This week Amazon took the crown from Apple of being the world’s most valuable brand in the world, worth a staggering $315.5bn and are the first new company to claim the top spot in 12 years.
According to Kantar’s BrandZ ranking that they run every year, Amazon’s value grew by a staggering 52% between 2018 and 2019 while Apple and Google *only* grew by 3% (to $309.1bn) and 2% respectively.
Other large brands in the rankings include the obvious big hitters like Microsoft in fourth with a value of $251bn, Visa in fifth with $178bn and Alibaba in seventh with $131bn.

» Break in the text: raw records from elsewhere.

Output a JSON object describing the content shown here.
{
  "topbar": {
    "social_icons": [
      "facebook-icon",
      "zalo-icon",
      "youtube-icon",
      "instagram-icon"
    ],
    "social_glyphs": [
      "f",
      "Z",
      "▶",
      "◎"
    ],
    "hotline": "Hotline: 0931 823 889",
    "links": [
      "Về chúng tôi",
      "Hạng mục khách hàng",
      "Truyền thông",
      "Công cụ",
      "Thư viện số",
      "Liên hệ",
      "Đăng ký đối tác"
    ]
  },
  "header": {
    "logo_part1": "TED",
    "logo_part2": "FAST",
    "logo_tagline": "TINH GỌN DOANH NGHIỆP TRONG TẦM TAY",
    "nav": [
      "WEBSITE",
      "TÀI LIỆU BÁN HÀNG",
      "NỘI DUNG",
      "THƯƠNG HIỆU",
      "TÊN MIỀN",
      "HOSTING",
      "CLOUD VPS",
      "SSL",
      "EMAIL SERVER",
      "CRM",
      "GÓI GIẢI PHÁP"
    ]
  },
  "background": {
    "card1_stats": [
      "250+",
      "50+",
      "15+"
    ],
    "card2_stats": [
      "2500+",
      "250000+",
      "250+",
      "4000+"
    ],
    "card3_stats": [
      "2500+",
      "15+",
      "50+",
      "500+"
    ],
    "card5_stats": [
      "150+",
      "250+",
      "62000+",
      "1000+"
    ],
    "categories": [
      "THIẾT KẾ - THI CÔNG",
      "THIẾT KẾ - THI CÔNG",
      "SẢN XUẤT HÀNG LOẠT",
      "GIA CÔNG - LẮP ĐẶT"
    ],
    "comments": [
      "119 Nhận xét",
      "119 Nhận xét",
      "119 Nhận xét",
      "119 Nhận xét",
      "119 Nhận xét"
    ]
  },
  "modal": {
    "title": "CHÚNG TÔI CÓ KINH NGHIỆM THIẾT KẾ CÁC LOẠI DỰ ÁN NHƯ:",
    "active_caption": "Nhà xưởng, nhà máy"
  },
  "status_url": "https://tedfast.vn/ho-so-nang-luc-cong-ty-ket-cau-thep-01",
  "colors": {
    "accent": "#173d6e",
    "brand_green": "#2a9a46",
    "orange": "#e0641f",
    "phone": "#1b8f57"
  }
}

Doreen Wang, Kantar’s global head of BrandZ, said Amazon’s jump was due to it selling a variety of services. “Amazon’s phenomenal brand value growth of almost $108 billion in the last year demonstrates how brands are now less anchored to individual categories and regions. The boundaries are blurring as technology fluency allow brands, such as Amazon, Google and Alibaba, to offer a range of services across multiple consumer touchpoints,” she said in a statement emailed to CNBC.
So how have they done it? A 52% increase is a massive jump and this is likely down to Amazon’s increasing investments in a large array of industries outside what they would consider their main core model. This includes the likes of the drone technology that we wrote about recently as well as self-driving cars (a company called Aurora), electric vehicles (they have recently bought a company called Rivian who create electric trucks) and an expansion of Amazon Air; their flagship airline. Then there are forays into the pharmaceutical industry and they have even stretched their legs by leading a funding round into Deliveroo. They are not messing around.
David Roth, CEO of The Store WPP EMEA and Asia and Chairman of BrandZ, says: “The growth in value of this year’s top 100 brands to an all-time high proves the power of investing in brands to deliver superior shareholder value. Behind this headline growth figure lies the success coming from a new phenomenon of ecosystem brand building. We’re seeing a move from individual product and service brands to a new era of highly-disruptive ecosystems. Brands need to understand the value this type of model can create and should embrace its approach to be successful in the future.”
The interesting aspect of the different areas that Amazon are growing into don’t just stop with big tech. With the announcement of the premier league fixture list yesterday, it became apparent that the entire Boxing Day schedule will only be available to live stream on Amazon Prime. An experiment that they have tried before; delving into live sports – the jury is still out on this. But accessing and securing one of the largest days in English football definitely shows that Amazon mean business and are unlikely to stop there if they see revenue value there.
What else has been going on?
Some of the other key trends highlighted in the BrandZ global study including technology, finance and retail are outgrowing and stand above all other brands; accounting for more than 2/3s of the total value of all brands. One of the fastest growing categories is Luxury; up 29% along interestingly with Retail which has grown 25%. This comes at a time when there are large, traditional retail brands going into administration as we see a supposed “death of the highstreet”.
This year there were nine new brands to appear in the top 100 which were driven by Chinese and US tech brands with disruptive growth models – showing that it definitely pays to be different. Especially if you want to break among the norm and change the perceptions of your business through the use of technology.